The study included 1531 patients who underwent laser ablation for 1534 nodules. A total of 83% of the nodules were treated with a single session of laser ablation, 13% required two sessions and 3% required 3 sessions. The average reduction in nodule volume at 12 months was 72%. There were no changes in thyroid function at 12 months. Local symptoms attributed to the nodules generally improved, as did the cosmetic appearance.
There were 17 complications, 8 major and 9 minor; none were life-threatening. A total of 8 patients had voice changes immediately after the session and laryngoscopy showed the vocal-cords not working correctly. All were treated with steroids and recovered completely. The minor complications included bruising and skin burns. About 30% of patients experienced pain, often radiating to the jaw or shoulder that disappeared when the laser was turned off. Persistent moderate or severe pain was reported in about 2%; this disappeared within 3 days. A total of 12 patients (0.7%) fainted and 141 patients (3.3%) had fever that lasted up to 3 days.
According to this study, laser ablation therapy of benign nodules is effective, reproducible, and generally well tolerated and has a low risk of major complications.
WHAT ARE THE IMPLICATIONS OF THIS STUDY?
This is an interesting technique that is not widely used in the United States. It is important that the centers reporting their data all had at least 2 years of experience with the procedure, which probably contributed to the low number of complications reported. The major complication was temporary vocal-cord paralysis in almost 1% of patients. Also 1 in 3 patients experienced pain with the procedure. Depending on the cost associated with the technique and whether it is easy for physicians to perform, this could potentially become a more common treatment option for benign thyroid nodules.

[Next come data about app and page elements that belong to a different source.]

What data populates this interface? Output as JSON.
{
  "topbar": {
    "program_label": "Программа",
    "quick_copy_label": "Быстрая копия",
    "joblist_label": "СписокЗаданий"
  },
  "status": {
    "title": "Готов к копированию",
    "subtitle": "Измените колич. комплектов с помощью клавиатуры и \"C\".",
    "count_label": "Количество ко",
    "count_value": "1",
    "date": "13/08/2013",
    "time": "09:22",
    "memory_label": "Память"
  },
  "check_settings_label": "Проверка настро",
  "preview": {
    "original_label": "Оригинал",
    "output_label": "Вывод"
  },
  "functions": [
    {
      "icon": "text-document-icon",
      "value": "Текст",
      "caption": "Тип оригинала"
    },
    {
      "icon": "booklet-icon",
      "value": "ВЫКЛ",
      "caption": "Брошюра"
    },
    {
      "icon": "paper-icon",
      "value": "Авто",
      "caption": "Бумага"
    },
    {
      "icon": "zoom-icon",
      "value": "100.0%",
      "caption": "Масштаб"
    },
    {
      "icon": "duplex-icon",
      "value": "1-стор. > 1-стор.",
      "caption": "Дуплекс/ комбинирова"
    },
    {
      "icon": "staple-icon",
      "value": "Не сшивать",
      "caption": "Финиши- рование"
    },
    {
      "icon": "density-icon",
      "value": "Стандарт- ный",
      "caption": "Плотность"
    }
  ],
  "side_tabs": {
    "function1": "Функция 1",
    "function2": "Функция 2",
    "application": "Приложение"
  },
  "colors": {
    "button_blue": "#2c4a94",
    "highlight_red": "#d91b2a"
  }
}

— Ronald B. Kuppersmith, MD, FACS
ATA THYROID BROCHURE LINKS
Thyroid Nodules: http://www.thyroid.org/thyroid-nodules/